▶ What the exercise asks
No image is to be carried over; reproduce the rest of the listing word for word.

▬▬▬

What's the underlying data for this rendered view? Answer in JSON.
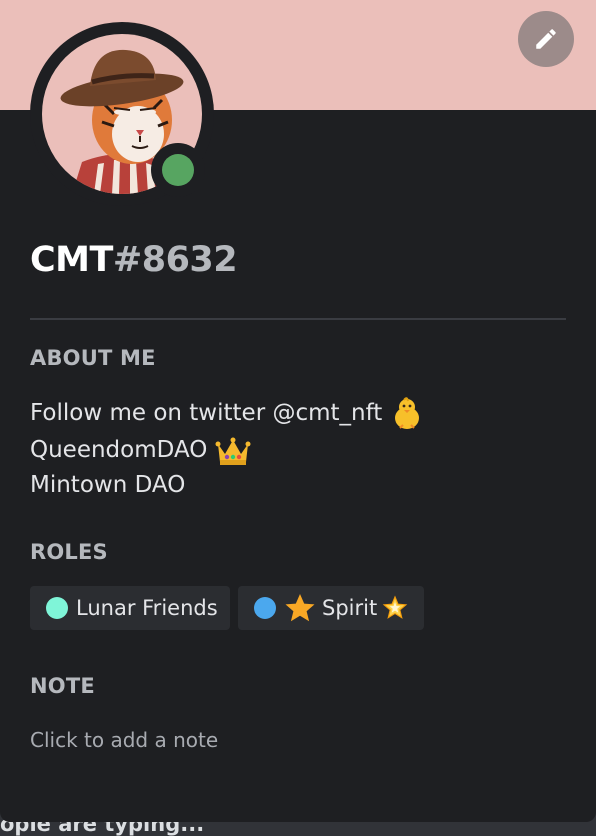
{
  "profile": {
    "username": "CMT",
    "discriminator": "#8632",
    "status": "online",
    "status_color": "#57a561",
    "banner_color": "#ebbfba"
  },
  "about": {
    "title": "ABOUT ME",
    "lines": [
      "Follow me on twitter @cmt_nft",
      "QueendomDAO",
      "Mintown DAO"
    ]
  },
  "roles": {
    "title": "ROLES",
    "items": [
      {
        "label": "Lunar Friends",
        "color": "#7ff5d8"
      },
      {
        "label": "Spirit",
        "color": "#4ba8ee"
      }
    ]
  },
  "note": {
    "title": "NOTE",
    "placeholder": "Click to add a note"
  },
  "footer": {
    "typing_text": "ople are typing..."
  },
  "icons": {
    "edit": "pencil-icon",
    "chick": "baby-chick-emoji",
    "crown": "crown-emoji",
    "star": "star-emoji",
    "glowing_star": "glowing-star-emoji"
  }
}
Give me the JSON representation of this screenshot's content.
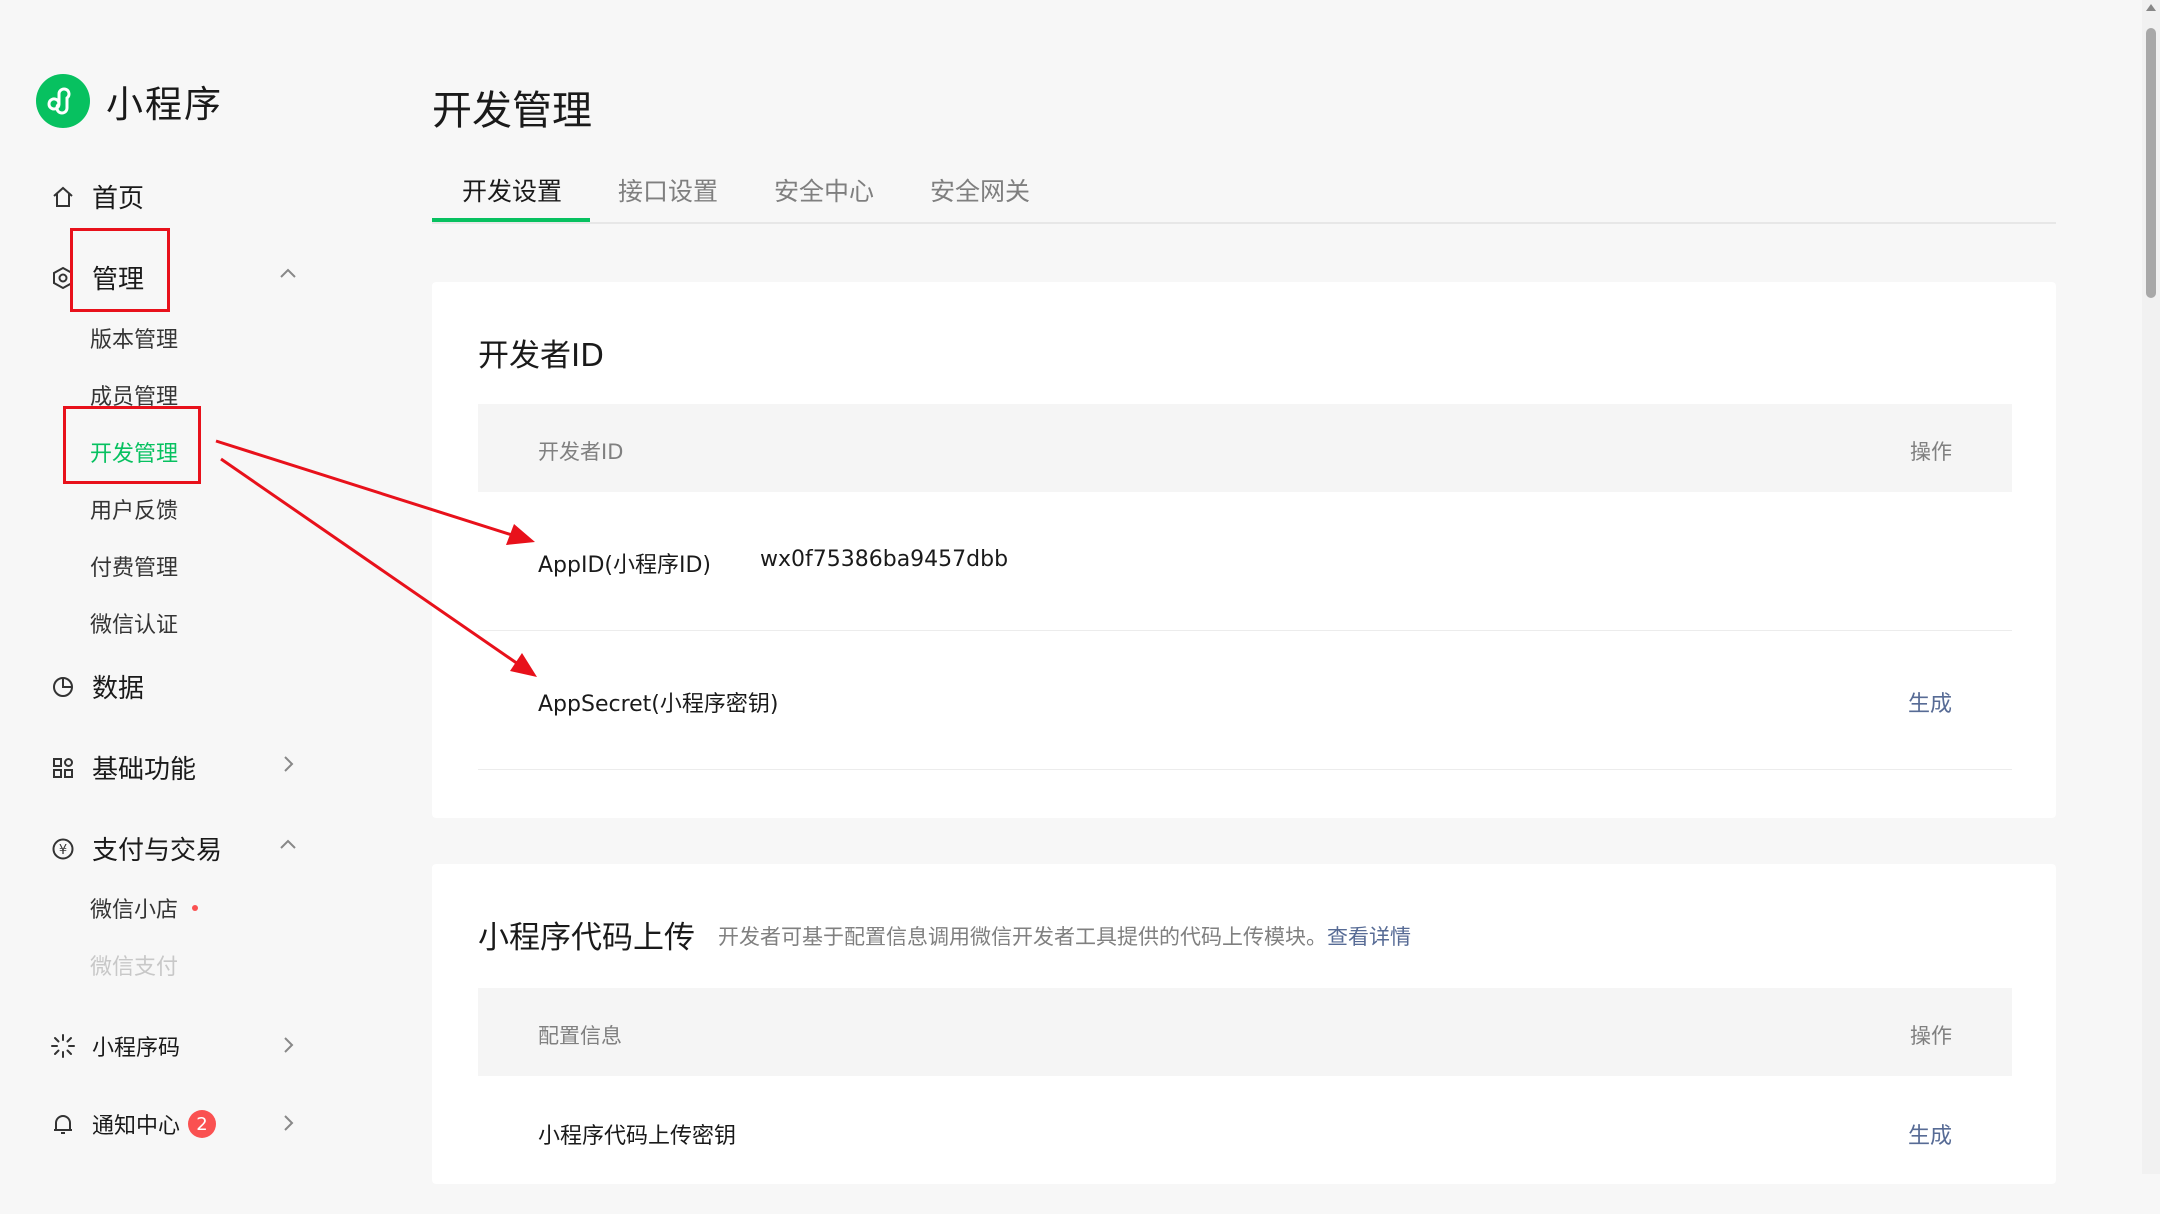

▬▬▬

▶ Result for this task
What's the underlying data for this rendered view? Answer in JSON.
{
  "profile": {
    "username": "CMT",
    "discriminator": "#8632",
    "status": "online",
    "status_color": "#57a561",
    "banner_color": "#ebbfba"
  },
  "about": {
    "title": "ABOUT ME",
    "lines": [
      "Follow me on twitter @cmt_nft",
      "QueendomDAO",
      "Mintown DAO"
    ]
  },
  "roles": {
    "title": "ROLES",
    "items": [
      {
        "label": "Lunar Friends",
        "color": "#7ff5d8"
      },
      {
        "label": "Spirit",
        "color": "#4ba8ee"
      }
    ]
  },
  "note": {
    "title": "NOTE",
    "placeholder": "Click to add a note"
  },
  "footer": {
    "typing_text": "ople are typing..."
  },
  "icons": {
    "edit": "pencil-icon",
    "chick": "baby-chick-emoji",
    "crown": "crown-emoji",
    "star": "star-emoji",
    "glowing_star": "glowing-star-emoji"
  }
}
Give me the JSON representation of this screenshot's content.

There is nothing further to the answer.